Have you switched your website to HTTPS, a secured protocol that is the answer to data protection? If you haven’t, then you probably should.
Google announced HTTPS as a ranking signal, and their index is starting to display secured pages over unsecured pages. They went as far as to publish a guide to maintain your site with Google in mind, explaining why you should protect your site and your users.
The transition starts with obtaining an SSL certificate and installing it on your hosting account. The certificate is issued by an authority that ensures your web address belongs to your organization.
While your site may still be vulnerable to attack, data sent and received through HTTPS include encryption, authentication, and data integrity where you won’t see data corrupted through transfer.
The switch helps in many ways, and it’s important that you take the proper steps for a smooth transition.
This may seem obvious, but when you’re making the transition between HTTP and HTTPS, make sure all pages are setup with a 301 redirect. It notifies search engines that your site’s address has been changed.
Plus, if anyone has bookmarked a page on your site, they will be automatically redirected to the HTTPS version of your page once the transition is complete.
Remember, all redirects run the risk of losing traffic. When Google first announced a minor ranking boost for secured sites, many webmasters were hesitant to 301 redirect their entire site. That’s partly the reason why Google allowed the 301 redirect to not affect PageRank.
All redirects will carry an SEO risk, but for permanent redirects (from HTTP to HTTPS), 301s are the method that is preferred by Google.
Update Internal Links in Content
Ideally before, but also right after a migration to HTTPS, make sure all references in your content back up your migration. This means that the URL in internal links have to be updated to reflect the change.
If you don’t update the internal links and other links on each page of your site, users who are looking to navigate further will experience 404 pages.
To replace and update is simple. Typically, you can make sure all instances are updated through the search-and-replace function in the database. Make sure the redirect chain in minimalized and link directly to the canonicals of the HTTPS destination.
Your internal linking structure must be looked at closely to avoid the redirect chains. Run crawl reports after you’ve switched to HTTPS to ensure all internal links have been updated and there are no errors.
HSTS (HTTP Strict Transport Security) is used to prevent unnecessary redirections for websites that operate solely on HTTPS.
The purpose of the HSTS is to eliminate a server-side check and allow your website to load faster. This results in a better user experience.
The HSTS was placed into effect so websites can submit their domain name to be preloaded into the browser. While it may be confusing because the browser will use a 307 redirect (Internal), it acts as the 301 as it is generated by the browser.
When your domain is typed into the address bar, the HSTS will redirect the user to your HTTPS version straightaway. To qualify, users will need a valid SSL certificate, and all hostnames need to serve content from the HTTPS version.

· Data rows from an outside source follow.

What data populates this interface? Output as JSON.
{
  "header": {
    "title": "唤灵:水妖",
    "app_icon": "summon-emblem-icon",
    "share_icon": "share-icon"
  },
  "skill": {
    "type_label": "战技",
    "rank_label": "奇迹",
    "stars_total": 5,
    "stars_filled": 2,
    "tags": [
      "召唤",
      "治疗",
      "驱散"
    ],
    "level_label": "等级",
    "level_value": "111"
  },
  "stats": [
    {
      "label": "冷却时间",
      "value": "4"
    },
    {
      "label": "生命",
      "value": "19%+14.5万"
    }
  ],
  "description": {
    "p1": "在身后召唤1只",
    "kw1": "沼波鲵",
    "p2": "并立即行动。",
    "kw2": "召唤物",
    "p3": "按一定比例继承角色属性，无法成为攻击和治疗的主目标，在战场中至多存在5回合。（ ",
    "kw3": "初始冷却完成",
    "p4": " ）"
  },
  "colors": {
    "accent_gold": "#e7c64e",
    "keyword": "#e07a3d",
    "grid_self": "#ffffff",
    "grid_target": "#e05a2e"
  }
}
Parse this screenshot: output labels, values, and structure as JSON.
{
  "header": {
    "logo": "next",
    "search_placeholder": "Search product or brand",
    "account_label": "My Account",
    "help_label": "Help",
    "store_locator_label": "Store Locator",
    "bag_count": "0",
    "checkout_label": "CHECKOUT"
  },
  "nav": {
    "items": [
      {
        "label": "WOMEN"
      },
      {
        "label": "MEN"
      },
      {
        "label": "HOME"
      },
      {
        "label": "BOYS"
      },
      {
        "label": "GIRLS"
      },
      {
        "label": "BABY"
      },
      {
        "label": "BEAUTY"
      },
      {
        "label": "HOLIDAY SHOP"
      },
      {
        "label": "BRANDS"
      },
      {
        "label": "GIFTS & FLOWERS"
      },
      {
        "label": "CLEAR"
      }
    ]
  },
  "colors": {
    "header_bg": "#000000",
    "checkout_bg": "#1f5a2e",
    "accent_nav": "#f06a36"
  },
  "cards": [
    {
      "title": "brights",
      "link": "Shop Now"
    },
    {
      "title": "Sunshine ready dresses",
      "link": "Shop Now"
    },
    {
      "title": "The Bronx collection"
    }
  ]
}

Update Canonical Tags
While most CMS systems will take care of this step for you, you can overlook it if they don’t. Ensure that all of your rel=canonical tags are pointing users to the correct version of your site.
Once you have moved over, the tags should be pointing to HTTPS to help Google understand which version of the page should rank. Keep in mind that Google views an HTTP version as a completely different site than an HTTPS, so updating all tags and links within the site is crucial.
When one step is missed, notably the rel=canonical tags, Google can become confused over which page should be rankings in the SERPs. Common problems include content duplication issues between the HTTP and HTTPS versions, which can be regulated with the update of canonical tags.
Add HTTPS to Search Console
Once you make the transition to a secure protocol, you must configure that with Google Search Console and proceed to monitor the impact it has made. Configure the switch with Google Search Console once the redirections are in place and the XML sitemaps and robots.txt have been updated.
Utilize the Fetch and Render function to ensure everything is working as intended.
Go to the homepage of the HTTP version to verify it redirects properly.
For the HTTPS version, verify it renders correctly. If so, click the “Submit to Index” button and select the “Crawl this URL and its direct links” option when prompted.
You’ll have to navigate through Search Console to determine if factor is holding back your migration. This includes verifying there are no manual actions holding your site back. Plus, update the Crawl Rate to the HTTPS property, as well as checking the URL Removal tool to see if any URLs have been submitted for temporary removal.
Search Console treats HTTP and HTTPS separately, so if you have pages for both protocols, you must have a separate Search Console property for each one.
Switching to HTTPS can be a headache with all the technical challenges. Plan ahead and make sure all redirects are in place to avoid major hiccups. There will be flaws and there are likely to be fluctuations in search visibility, but the switch can’t be ignored.
You’re going to be confused at some point during the transition, and you’ll have to focus on a lot of things to ensure the migration is completed as smoothly as possible.
With the right planning, the right tracking, and the right implementation, you should have minimal trouble when migrating from HTTP to HTTPS.